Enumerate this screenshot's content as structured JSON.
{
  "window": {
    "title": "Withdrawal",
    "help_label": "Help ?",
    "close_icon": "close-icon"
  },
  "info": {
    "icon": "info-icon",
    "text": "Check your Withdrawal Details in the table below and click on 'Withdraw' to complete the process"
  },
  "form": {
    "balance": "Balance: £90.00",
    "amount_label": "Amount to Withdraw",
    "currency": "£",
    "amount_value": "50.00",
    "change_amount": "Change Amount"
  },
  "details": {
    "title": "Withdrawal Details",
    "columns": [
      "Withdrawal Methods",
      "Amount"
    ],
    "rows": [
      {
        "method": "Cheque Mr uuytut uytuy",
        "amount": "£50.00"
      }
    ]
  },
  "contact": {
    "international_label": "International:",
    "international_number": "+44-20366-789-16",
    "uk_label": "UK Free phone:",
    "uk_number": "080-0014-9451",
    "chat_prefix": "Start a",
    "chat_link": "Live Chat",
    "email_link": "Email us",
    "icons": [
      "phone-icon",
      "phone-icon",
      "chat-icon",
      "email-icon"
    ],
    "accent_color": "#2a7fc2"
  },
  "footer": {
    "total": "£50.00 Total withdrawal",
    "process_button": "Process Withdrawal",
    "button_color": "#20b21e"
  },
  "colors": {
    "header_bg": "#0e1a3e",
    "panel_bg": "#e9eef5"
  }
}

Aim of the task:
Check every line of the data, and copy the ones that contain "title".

Answer space:
    "title": "Withdrawal",
    "title": "Withdrawal Details",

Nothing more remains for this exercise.